Part of the reason the candidates are toning down is because it is a good way to put more light on Mitt Romney being more of Wall Street than the rest of them. There is a populist campaign against Wall Street to be waged by the GOP and Mitt Romney can’t do it.
But in waging such a campaign — one I think needs to be waged — the right needs to be very careful about going too far down the Occupy Wall Street road.
The hipsters, hippies, and assorted police car poppers on Wall Street are as upset as some on the right with the bank bailouts, etc. Superficially there is a lot to agree on.
Does the White House just not vet these people?
The Obama Administration wanted to show the President in a blue collar setting, so they put him at a table with several bottles of Budweiser and some unemployed workers. Note that the President had a Budweiser in front of him, but wisely opted for a Guiness.
In any event, one of the unemployed workers is a guy named Mark McKim. Turns out Mr. McKim was arrested in 2006 for DUI and possession of drugs. In 2007, he was arrested for violating probation.
There might be a reason other than the GOP for Mr. McKim’s unemployment.
Again, does the White House not vet these people?
Joining the league of people who got to the first tier, Herman Cain is now under withering fire for his 9-9-9 plan and what it’ll mean for the country. Thus far he has held his own, but he is going to have to do better.
For example, saying that he’d require a 2/3 vote to repeal his plan is unconstitutional unless he somehow is able to get it stuck in the constitution as an amendment thereto.
Likewise, saying the American people will keep pressure on Congress to not alter or increase the rates is not credible given that Cain and the other Republicans are fighting to repeal a health care law that Congress and the White House pushed through despite a majority of Americans opposed to it and a tea party movement energized to fight it.

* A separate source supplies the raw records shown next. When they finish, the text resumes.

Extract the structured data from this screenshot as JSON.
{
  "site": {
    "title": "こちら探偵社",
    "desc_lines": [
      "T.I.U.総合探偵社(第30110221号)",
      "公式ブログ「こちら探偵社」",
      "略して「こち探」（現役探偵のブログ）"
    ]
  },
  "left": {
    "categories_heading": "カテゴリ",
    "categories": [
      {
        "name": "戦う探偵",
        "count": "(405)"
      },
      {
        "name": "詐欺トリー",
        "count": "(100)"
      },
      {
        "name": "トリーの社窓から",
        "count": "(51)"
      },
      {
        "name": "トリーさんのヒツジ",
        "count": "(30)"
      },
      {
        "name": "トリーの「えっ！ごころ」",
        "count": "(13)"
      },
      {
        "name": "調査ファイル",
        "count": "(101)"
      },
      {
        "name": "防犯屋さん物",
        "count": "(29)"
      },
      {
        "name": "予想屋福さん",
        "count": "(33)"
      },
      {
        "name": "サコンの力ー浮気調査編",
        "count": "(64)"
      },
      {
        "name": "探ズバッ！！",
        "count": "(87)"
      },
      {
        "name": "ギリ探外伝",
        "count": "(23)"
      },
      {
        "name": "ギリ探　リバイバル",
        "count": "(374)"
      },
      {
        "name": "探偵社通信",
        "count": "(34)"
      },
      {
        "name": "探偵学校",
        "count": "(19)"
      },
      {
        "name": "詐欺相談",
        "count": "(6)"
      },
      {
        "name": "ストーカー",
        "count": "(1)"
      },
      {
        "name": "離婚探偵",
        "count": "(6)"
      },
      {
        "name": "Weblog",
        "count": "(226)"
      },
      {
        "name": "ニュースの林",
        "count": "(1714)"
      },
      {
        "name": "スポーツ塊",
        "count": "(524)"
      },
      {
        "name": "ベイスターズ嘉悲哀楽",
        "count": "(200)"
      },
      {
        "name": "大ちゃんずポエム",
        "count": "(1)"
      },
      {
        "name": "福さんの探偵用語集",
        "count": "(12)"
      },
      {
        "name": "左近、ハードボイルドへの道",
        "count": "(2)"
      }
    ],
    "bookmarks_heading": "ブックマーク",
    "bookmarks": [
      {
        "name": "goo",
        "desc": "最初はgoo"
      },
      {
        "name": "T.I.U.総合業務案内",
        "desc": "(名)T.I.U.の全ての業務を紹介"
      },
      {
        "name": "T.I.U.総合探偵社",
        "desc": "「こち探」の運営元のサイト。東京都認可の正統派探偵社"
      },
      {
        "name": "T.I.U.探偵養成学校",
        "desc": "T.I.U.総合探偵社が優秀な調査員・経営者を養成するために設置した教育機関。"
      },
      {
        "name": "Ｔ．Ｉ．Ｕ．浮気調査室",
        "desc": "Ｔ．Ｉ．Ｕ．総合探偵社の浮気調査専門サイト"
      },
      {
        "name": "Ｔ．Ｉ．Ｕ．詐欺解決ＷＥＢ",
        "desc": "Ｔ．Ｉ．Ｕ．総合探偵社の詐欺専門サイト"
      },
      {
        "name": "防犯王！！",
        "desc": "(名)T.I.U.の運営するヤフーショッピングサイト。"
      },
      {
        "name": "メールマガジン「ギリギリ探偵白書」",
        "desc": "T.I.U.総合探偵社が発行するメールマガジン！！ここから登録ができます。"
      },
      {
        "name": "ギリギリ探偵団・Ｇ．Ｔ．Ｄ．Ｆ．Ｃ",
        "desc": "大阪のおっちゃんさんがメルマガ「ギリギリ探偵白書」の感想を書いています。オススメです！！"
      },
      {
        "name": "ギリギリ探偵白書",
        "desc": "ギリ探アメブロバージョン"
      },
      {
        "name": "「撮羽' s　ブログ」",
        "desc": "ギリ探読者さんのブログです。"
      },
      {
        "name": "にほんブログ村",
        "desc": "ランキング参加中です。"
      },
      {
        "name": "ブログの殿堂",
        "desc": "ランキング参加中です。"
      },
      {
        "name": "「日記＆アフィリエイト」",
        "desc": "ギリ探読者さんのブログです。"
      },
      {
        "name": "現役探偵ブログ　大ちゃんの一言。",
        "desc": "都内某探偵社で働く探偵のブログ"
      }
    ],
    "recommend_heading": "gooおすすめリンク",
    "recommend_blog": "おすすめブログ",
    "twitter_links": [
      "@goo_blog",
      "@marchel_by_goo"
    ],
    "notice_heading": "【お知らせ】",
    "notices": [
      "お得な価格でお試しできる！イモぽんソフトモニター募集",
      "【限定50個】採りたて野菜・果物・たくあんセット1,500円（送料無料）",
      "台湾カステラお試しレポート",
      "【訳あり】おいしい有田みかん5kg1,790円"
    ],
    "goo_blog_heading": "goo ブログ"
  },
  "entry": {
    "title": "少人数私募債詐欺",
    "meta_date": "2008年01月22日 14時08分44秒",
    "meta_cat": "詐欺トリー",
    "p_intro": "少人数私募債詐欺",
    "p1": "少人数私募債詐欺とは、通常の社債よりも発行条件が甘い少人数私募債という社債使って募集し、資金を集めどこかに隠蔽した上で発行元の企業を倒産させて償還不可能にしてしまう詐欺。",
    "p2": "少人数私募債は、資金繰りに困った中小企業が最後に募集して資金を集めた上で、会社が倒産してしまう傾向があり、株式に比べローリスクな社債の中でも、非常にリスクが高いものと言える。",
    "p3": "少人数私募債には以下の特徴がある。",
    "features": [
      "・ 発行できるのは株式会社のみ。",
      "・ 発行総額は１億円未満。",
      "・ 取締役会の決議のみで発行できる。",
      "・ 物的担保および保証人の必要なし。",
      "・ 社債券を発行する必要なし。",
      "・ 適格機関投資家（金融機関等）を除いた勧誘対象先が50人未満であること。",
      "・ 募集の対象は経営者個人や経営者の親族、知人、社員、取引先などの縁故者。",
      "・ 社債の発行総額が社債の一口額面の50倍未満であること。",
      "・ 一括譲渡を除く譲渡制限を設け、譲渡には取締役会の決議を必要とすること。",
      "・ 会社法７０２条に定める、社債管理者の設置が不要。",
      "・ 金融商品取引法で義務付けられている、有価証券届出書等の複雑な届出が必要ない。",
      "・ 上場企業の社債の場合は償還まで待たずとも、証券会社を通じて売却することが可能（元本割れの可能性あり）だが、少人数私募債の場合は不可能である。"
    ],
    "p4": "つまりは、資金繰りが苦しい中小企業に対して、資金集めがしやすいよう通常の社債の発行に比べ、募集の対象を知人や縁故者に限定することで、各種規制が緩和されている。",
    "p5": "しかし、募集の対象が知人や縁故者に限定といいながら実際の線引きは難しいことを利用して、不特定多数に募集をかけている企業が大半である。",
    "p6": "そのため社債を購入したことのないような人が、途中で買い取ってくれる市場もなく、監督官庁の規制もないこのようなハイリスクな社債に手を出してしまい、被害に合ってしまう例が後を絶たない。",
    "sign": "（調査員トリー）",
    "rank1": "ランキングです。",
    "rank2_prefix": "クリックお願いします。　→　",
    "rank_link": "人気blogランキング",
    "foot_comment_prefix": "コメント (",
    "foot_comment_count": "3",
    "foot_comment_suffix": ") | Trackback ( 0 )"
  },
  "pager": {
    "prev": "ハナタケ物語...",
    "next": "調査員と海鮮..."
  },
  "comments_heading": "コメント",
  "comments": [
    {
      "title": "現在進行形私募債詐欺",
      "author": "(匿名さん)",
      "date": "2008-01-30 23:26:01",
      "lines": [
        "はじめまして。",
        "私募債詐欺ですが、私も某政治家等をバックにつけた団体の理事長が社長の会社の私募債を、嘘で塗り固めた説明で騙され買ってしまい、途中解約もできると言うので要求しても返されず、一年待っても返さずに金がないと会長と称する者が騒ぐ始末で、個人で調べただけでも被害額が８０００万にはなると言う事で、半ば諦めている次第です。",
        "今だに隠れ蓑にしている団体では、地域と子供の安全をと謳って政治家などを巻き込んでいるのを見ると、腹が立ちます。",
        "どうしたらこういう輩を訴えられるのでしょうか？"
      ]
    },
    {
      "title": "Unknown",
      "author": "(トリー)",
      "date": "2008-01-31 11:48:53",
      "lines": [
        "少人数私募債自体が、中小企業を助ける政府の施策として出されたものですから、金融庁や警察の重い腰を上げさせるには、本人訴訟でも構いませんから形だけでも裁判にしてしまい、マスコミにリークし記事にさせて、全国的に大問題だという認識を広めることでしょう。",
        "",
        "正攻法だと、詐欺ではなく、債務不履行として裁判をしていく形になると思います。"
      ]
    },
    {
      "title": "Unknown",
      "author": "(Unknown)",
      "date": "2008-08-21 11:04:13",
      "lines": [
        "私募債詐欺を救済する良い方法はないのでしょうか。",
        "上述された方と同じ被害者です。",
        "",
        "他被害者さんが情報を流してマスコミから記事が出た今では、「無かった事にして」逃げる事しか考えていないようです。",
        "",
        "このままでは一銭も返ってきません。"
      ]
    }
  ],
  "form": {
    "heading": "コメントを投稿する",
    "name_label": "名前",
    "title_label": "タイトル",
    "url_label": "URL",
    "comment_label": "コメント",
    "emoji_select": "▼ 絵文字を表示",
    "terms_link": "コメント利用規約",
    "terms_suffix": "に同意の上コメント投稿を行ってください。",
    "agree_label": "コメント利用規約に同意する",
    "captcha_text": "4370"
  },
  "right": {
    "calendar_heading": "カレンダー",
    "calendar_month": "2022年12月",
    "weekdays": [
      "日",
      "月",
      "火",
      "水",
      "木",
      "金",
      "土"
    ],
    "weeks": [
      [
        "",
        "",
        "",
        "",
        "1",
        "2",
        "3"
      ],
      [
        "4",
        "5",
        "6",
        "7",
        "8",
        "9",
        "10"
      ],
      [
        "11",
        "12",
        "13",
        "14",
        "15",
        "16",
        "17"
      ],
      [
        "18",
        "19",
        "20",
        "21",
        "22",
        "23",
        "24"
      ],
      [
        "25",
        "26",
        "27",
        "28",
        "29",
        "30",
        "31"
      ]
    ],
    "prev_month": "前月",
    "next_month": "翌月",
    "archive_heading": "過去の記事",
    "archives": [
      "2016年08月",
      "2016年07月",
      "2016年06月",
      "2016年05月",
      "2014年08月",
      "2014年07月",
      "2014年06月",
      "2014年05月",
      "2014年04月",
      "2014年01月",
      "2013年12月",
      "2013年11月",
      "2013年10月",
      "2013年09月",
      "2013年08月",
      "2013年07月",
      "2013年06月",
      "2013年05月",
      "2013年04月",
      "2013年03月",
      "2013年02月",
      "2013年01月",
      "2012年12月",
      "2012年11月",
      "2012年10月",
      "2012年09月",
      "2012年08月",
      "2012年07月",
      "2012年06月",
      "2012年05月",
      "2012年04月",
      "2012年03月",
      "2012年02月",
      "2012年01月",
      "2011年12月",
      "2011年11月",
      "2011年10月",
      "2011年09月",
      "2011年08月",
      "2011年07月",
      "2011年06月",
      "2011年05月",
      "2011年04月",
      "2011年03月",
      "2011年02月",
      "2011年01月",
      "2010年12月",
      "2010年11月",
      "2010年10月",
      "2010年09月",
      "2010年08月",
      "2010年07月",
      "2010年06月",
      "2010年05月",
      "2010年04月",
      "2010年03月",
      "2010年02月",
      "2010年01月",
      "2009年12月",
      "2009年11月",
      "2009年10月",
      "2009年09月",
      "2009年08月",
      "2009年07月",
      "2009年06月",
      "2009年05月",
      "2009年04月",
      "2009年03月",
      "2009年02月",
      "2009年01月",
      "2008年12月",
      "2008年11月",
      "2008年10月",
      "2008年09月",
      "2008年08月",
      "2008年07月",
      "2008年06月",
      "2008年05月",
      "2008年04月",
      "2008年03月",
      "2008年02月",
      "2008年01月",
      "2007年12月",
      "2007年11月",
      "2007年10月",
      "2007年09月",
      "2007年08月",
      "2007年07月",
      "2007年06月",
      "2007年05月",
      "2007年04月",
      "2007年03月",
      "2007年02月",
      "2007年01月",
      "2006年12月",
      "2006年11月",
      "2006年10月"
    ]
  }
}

One of the first things you learn as a young infantry officer is that hope is not a method. You don’t hope the enemy behaves in a certain way. You don’t hope support shows up at the right time. You don’t lead an operation that is based on hope.
As Herman Cain has shot to a surprising lead in the polls more attention has turned to his signature economic program: the 9-9-9 Plan.
There is a lot that is superficially attractive about the plan. It’s shortcoming is that it relies entirely on hope. Not just any hope but a hope that runs contrary to everything we know about human nature and the way government operates.
For the sake of argument we’ll stipulate that the Plan will do all those things Mr. Cain claims. It will produce more revenue in a fairer way than the current system. I don’t disagree with that. Sending regiments of Cossacks out to pillage the countryside would achieve the same purpose.
The plan is unrealistic for two reasons: Congress must pass it and Congress must sustain it.